• **INPUT**
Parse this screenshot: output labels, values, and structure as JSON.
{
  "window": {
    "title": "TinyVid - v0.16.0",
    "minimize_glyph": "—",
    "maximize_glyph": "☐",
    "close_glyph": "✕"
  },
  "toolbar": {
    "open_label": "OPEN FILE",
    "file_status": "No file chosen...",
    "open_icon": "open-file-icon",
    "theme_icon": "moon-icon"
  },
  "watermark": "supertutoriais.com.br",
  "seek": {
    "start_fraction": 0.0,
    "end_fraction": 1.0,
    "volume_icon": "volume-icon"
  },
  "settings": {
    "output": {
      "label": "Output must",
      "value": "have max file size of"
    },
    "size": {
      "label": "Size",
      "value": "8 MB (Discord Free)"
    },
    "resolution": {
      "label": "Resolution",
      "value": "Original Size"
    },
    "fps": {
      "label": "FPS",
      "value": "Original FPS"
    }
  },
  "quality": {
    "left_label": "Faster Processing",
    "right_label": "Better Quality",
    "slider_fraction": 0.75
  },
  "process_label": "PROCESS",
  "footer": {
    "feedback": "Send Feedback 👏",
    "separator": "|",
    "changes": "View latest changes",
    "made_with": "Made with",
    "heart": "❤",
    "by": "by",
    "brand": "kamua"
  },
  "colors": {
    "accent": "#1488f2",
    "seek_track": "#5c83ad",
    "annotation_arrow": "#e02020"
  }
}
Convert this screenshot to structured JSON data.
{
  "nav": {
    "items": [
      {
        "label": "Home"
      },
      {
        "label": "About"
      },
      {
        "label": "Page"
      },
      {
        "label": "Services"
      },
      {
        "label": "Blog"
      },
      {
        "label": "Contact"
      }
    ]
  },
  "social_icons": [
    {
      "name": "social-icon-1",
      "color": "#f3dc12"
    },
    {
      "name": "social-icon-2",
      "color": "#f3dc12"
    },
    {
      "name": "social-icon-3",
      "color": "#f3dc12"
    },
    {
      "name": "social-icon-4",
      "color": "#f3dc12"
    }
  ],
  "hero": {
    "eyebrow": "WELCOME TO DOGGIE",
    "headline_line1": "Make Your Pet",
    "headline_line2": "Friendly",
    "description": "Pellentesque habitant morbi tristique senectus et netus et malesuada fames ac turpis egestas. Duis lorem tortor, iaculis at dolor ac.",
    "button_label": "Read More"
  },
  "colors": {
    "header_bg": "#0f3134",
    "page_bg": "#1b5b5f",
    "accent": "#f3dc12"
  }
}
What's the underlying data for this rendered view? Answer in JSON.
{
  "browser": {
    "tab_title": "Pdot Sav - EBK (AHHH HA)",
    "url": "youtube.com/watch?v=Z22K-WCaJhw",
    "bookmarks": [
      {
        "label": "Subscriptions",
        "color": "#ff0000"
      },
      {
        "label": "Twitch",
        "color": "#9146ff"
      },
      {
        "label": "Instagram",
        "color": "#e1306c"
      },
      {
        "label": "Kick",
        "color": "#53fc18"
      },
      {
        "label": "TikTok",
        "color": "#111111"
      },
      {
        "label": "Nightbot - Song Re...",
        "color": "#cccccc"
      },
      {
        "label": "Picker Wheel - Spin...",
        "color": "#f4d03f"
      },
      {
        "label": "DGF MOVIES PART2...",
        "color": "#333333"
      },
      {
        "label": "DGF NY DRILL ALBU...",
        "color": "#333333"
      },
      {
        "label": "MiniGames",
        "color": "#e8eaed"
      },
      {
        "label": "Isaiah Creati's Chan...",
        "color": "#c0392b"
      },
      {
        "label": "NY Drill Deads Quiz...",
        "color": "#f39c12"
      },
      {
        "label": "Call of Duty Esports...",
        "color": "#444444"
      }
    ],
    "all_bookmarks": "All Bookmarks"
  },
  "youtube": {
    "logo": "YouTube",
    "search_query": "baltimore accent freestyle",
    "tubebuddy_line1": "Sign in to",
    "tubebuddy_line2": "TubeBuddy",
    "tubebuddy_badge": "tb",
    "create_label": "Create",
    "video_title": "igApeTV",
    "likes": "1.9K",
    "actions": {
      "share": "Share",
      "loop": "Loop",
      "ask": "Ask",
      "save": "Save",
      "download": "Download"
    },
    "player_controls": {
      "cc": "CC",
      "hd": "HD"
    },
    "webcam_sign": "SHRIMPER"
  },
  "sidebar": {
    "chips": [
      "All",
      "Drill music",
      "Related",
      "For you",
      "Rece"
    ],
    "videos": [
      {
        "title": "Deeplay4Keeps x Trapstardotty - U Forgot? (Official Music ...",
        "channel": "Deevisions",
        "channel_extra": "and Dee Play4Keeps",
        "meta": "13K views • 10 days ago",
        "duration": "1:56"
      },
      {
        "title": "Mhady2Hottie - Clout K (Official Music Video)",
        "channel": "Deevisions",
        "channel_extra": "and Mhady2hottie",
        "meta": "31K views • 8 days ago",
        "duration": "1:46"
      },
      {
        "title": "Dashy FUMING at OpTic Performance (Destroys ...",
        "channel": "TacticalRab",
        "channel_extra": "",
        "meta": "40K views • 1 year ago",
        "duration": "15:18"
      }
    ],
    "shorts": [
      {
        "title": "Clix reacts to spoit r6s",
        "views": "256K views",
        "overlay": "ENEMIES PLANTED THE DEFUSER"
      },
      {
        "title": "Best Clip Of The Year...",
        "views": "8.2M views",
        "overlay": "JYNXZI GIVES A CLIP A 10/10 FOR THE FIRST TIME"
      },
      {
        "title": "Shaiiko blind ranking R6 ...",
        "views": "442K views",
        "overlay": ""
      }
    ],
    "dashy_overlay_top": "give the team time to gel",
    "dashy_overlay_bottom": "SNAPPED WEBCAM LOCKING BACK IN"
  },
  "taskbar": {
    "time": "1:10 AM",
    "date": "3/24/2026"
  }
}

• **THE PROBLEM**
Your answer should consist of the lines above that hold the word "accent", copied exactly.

• **YOUR SOLUTION**
    "accent": "#1488f2",
    "accent": "#f3dc12"
    "search_query": "baltimore accent freestyle",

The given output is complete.